About 45,000 cases of pancreatic cancer are diagnosed every year in the US alone. It is often diagnosed late because its early symptoms are nonspecific
Pancreatic cancer is often diagnosed late because its early symptoms are nonspecific; the US National Cancer Institute estimates a mortality rate of 96%, with one-year and five-year survival rates of 24% and just 5%.
US biotech NewLink Genetics is developing algenpantucel-L, a potential add-on therapy for patients with surgically resected pancreatic cancer. The vaccine consists of two lines of irradiated allogeneic pancreatic cancer cells that have been transfected to express murine a-1,3-galactosyltransferase. On vaccination, murine a-1,3-galactosyl, or alpha-gal, carbohydrate residues are expressed on the cell membrane glycoproteins and glycolipids of the vaccine pancreatic cancer cell allograft.
The murine alpha-gal epitopes, which human cells do not have, cause an acute rejection of the allograft, as the human anti-alpha-gal antibodies that naturally occur in the gut microflora bind to the murine epitopes. This causes antibody-dependent cell-mediated cytotoxicity, or ADCC, towards the allograft cells. The body’s immune system then attacks and kills the endogenous pancreatic cancer cells because it now recognises the antigens that are shared between the endogenous and the vaccine cells.
In an open-label, single arm Phase II study, 70 resected pancreatic cancer patients were given algenpantucel-L plus the standard adjuvant therapy of gemcitabine, 5-fluorouracil and radiotherapy.1 The overall one-year disease-free survival rate was 63%, and the overall survival rate 86%. This compares favourably with historical control survival data, of 45% and 63% respectively. Those given 300M cells per dose had a higher one-year disease-free survival rate of 81% than those given 100M cells per dose at 52%. Two-thirds of patients had significant skin reactions at the injection sites, and many long-term survivors continued to experience periodic skin flares long after treatment had ceased.
A Phase III trial is now underway.
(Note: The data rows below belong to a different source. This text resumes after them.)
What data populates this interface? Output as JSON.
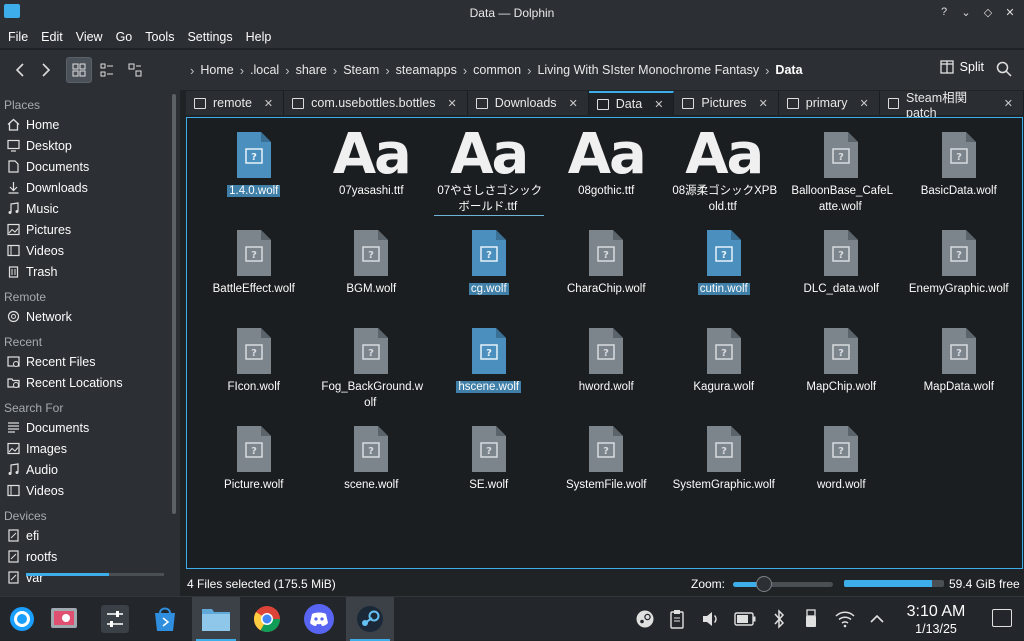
{
  "window": {
    "title": "Data — Dolphin"
  },
  "menubar": [
    "File",
    "Edit",
    "View",
    "Go",
    "Tools",
    "Settings",
    "Help"
  ],
  "breadcrumb": [
    "Home",
    ".local",
    "share",
    "Steam",
    "steamapps",
    "common",
    "Living With SIster Monochrome Fantasy",
    "Data"
  ],
  "toolbar": {
    "split_label": "Split"
  },
  "sidebar": {
    "places_header": "Places",
    "places": [
      "Home",
      "Desktop",
      "Documents",
      "Downloads",
      "Music",
      "Pictures",
      "Videos",
      "Trash"
    ],
    "remote_header": "Remote",
    "remote": [
      "Network"
    ],
    "recent_header": "Recent",
    "recent": [
      "Recent Files",
      "Recent Locations"
    ],
    "search_header": "Search For",
    "search": [
      "Documents",
      "Images",
      "Audio",
      "Videos"
    ],
    "devices_header": "Devices",
    "devices": [
      "efi",
      "rootfs",
      "var"
    ]
  },
  "tabs": [
    "remote",
    "com.usebottles.bottles",
    "Downloads",
    "Data",
    "Pictures",
    "primary",
    "Steam相関patch"
  ],
  "active_tab": "Data",
  "files": [
    {
      "name": "1.4.0.wolf",
      "type": "file",
      "selected": true
    },
    {
      "name": "07yasashi.ttf",
      "type": "font",
      "selected": false
    },
    {
      "name": "07やさしさゴシックボールド.ttf",
      "type": "font",
      "selected": false
    },
    {
      "name": "08gothic.ttf",
      "type": "font",
      "selected": false
    },
    {
      "name": "08源柔ゴシックXPBold.ttf",
      "type": "font",
      "selected": false
    },
    {
      "name": "BalloonBase_CafeLatte.wolf",
      "type": "file",
      "selected": false
    },
    {
      "name": "BasicData.wolf",
      "type": "file",
      "selected": false
    },
    {
      "name": "BattleEffect.wolf",
      "type": "file",
      "selected": false
    },
    {
      "name": "BGM.wolf",
      "type": "file",
      "selected": false
    },
    {
      "name": "cg.wolf",
      "type": "file",
      "selected": true
    },
    {
      "name": "CharaChip.wolf",
      "type": "file",
      "selected": false
    },
    {
      "name": "cutin.wolf",
      "type": "file",
      "selected": true
    },
    {
      "name": "DLC_data.wolf",
      "type": "file",
      "selected": false
    },
    {
      "name": "EnemyGraphic.wolf",
      "type": "file",
      "selected": false
    },
    {
      "name": "FIcon.wolf",
      "type": "file",
      "selected": false
    },
    {
      "name": "Fog_BackGround.wolf",
      "type": "file",
      "selected": false
    },
    {
      "name": "hscene.wolf",
      "type": "file",
      "selected": true
    },
    {
      "name": "hword.wolf",
      "type": "file",
      "selected": false
    },
    {
      "name": "Kagura.wolf",
      "type": "file",
      "selected": false
    },
    {
      "name": "MapChip.wolf",
      "type": "file",
      "selected": false
    },
    {
      "name": "MapData.wolf",
      "type": "file",
      "selected": false
    },
    {
      "name": "Picture.wolf",
      "type": "file",
      "selected": false
    },
    {
      "name": "scene.wolf",
      "type": "file",
      "selected": false
    },
    {
      "name": "SE.wolf",
      "type": "file",
      "selected": false
    },
    {
      "name": "SystemFile.wolf",
      "type": "file",
      "selected": false
    },
    {
      "name": "SystemGraphic.wolf",
      "type": "file",
      "selected": false
    },
    {
      "name": "word.wolf",
      "type": "file",
      "selected": false
    }
  ],
  "font_icon_text": "Aa",
  "statusbar": {
    "selection": "4 Files selected (175.5 MiB)",
    "zoom_label": "Zoom:",
    "free_space": "59.4 GiB free",
    "zoom_level": 0.3,
    "disk_used_fraction": 0.88
  },
  "taskbar": {
    "apps": [
      "app-launcher-icon",
      "screenshot-app-icon",
      "system-settings-icon",
      "discover-store-icon",
      "dolphin-icon",
      "chrome-icon",
      "discord-icon",
      "steam-icon"
    ],
    "time": "3:10 AM",
    "date": "1/13/25"
  },
  "colors": {
    "accent": "#3daee9",
    "selection": "#3f7fa8",
    "background": "#1b1e20"
  }
}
A second Phase III trial, in patients with borderline resectable or locally advanced unresectable pancreatic cancer, was announced in October 2012, with patients receiving the chemotherapy combination leucovorin, 5-fluorouracil, irinotecan and oxaliplatin, with or without the vaccine.
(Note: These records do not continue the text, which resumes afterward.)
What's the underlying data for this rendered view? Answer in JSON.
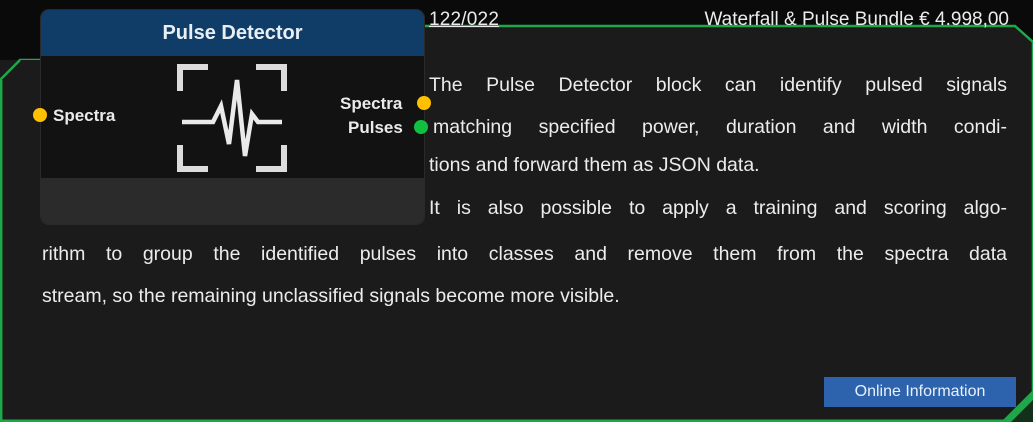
{
  "header": {
    "code": "122/022",
    "bundle_price": "Waterfall & Pulse Bundle € 4.998,00"
  },
  "node": {
    "title": "Pulse Detector",
    "icon": "pulse-detector-icon",
    "input_port": {
      "label": "Spectra",
      "color": "#ffc000"
    },
    "output_ports": [
      {
        "label": "Spectra",
        "color": "#ffc000"
      },
      {
        "label": "Pulses",
        "color": "#10c040"
      }
    ]
  },
  "description": {
    "lines": [
      "The Pulse Detector block can identify pulsed signals",
      "matching specified power, duration and width condi-",
      "tions and forward them as JSON data.",
      "It is also possible to apply a training and scoring algo-",
      "rithm to group the identified pulses into classes and remove them from the spectra data",
      "stream, so the remaining unclassified signals become more visible."
    ]
  },
  "button": {
    "label": "Online Information"
  },
  "colors": {
    "accent": "#1ea84a",
    "node_header": "#0f3d68",
    "button": "#2d63ad",
    "background": "#0a0a0a"
  }
}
1. J.M. Hardacre et al. J. Clin. Oncol. 2012 (suppl.), Abst. 4049